At a Gamasutra-attended Diablo III
event held at Blizzard's Irvine, California HQ, game design EVP Rob Pardo discussed the game's Battle.net integration -- including a player-driven, real money transaction-powered economy -- and discussed its release date.
While Pardo shared no concrete details on Diablo III
's launch, including pricing tiers or release date, he did say, "We're working hard to get to this year, but it's going to be tough. So it either makes this year, or it falls into next year."
What he did discuss in depth is the developer's blueprint regarding integration of its Battle.net service with the game, and also plans to implement an online auction system similar to that in place for World of Warcraft
Toward the end of a two hour presentation -- most of which was spent detailing franchise lore and demonstrating character classes -- Pardo dove into details regarding the next evolution of Blizzard's online service.
will continue some of the Battle.net features incorporated into StarCraft II
, including Real ID
integration, which offers a persistent friends list and cross-game chat for players to communicate across other Blizzard titles.
He also revealed that as with StarCraft II
, a persistent internet connection will be required to play -- in both single player and multiplayer modes. All character data will be stored server-side with Blizzard. When asked about the publisher's stance on online-only play, Pardo responded, "We understand, and we know that there's a group out there -- there are times when I don't have internet either, like when I'm traveling on a flight -- but we believe the positives outweigh the negatives."
Then for the big news. Pardo began by discussing the importance of trading items in Diablo
, how it had been done online in Diablo II
: via manual exchanges, forum posts, or IRC, and "shady third party sites full of gray market stuff." He said, "We can make it better."
With the Diablo III
Auction House, players will have a fully-integrated marketplace that allows them to buy and sell items, gold, and components with real-world currency (tentatively divided into U.S. dollars and euros, among others) in their respective territories.
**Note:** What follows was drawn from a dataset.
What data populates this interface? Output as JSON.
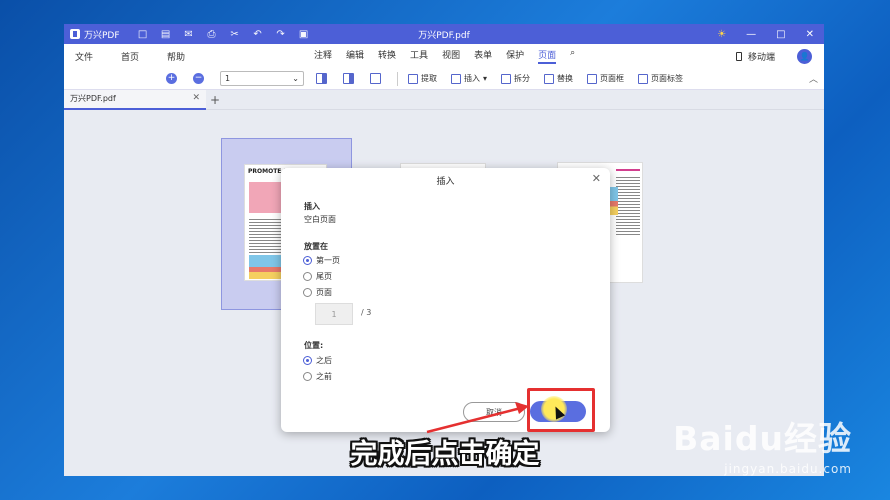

According to him, it's based on the World of Warcraft
Auction House, but with refinements. Diablo III
's iteration allows for auto-bidding and instant buyouts, smart searches based on class, a shared stash, and secure item transfers.
Pardo was swift to mention that it's not an official "Blizzard Store," but a clearinghouse for players to have an open market to facilitate the trading of in-game items with each other. Players will be anonymous during trades, and there will be restrictions on the buying and selling of goods with real-world currency for those who choose to play in Hardcore mode.
He then outlined initial details of transactions. There will be a fee for both item listings and sales. Should players accept in-game currency, their payment will go toward their Battle.net e-balance, which covers auction items, WoW
subscriptions, and pets. Should players decide to cash out their items, a currently-unannounced third-party payment provider will handle the transaction and take a percentage of the sale. There won't be any limits on item trading, but there will be a 24-hour cooling period before players can resell a purchased item.
Pardo intimated that if Blizzard didn't take the steps to bring e-commerce in-house, someone else would step in and profit from it. "Players want this... We could take a harder stance, but with Diablo
, we think [the Auction House] will end up being a good thing," he said. The fact that in-game bartering and selling had "become a metagame of its own," in his words, was another motivator for launching the new feature.
When asked if he had any concerns about Diablo III
's auctions turning into widespread item speculation, he hinted that the regional breakup of currency would play a factor. "In WoW
auctions, you're looking at a few thousand people cornering the market, whereas Diablo's regionalization makes it tougher to speculate. But we'll monitor it closely." He also compared his idea of user-driven item pricing to the iPhone App Store, in which inflated app prices self-corrected as buyers dictated what they would pay for applications.
When asked about the regional breakdown of the shop, Pardo said, "The primary reason why we're doing the Auction House per [real world] currency is for usability, and in some cases, with legality -- it's the easiest way to do it... There are going to be so many items in each auction house in every currency that there shouldn't even be need to shopping around in different currency houses."
He also fielded an inquiry as to how much the implementation of the Diablo III
Auction House influenced the design of the game.
"Did we design the game with auctions in mind? That's an emphatic no. It's all just going in the direction of what we want to do with Diablo
. What we set out to do is make awesome items. If you were making Diablo III
without the auction house, that's exactly the same goal, it's what you'd want to do as a designer, right? That's what we want to do. This just incentivizes what we already set out to do," Pardo said.
One of Pardo's final responses involved the question of how Blizzard would gauge the game's success, be it in higher numbers of auctions or in hours logged playing the game.
"I would find it to be successful if they're having fun doing [either]," he said. "That's always the trick when it comes to the Auction House -- or I could talk about any of the major game systems in WoW
"What we want is that people can spend their time having the most fun doing whatever it is that they want in the game. What would be bad is if people wanted to play the game with their friends, but instead felt compelled to spend all of their time competing in the Auction House, and that's something that we want to avoid."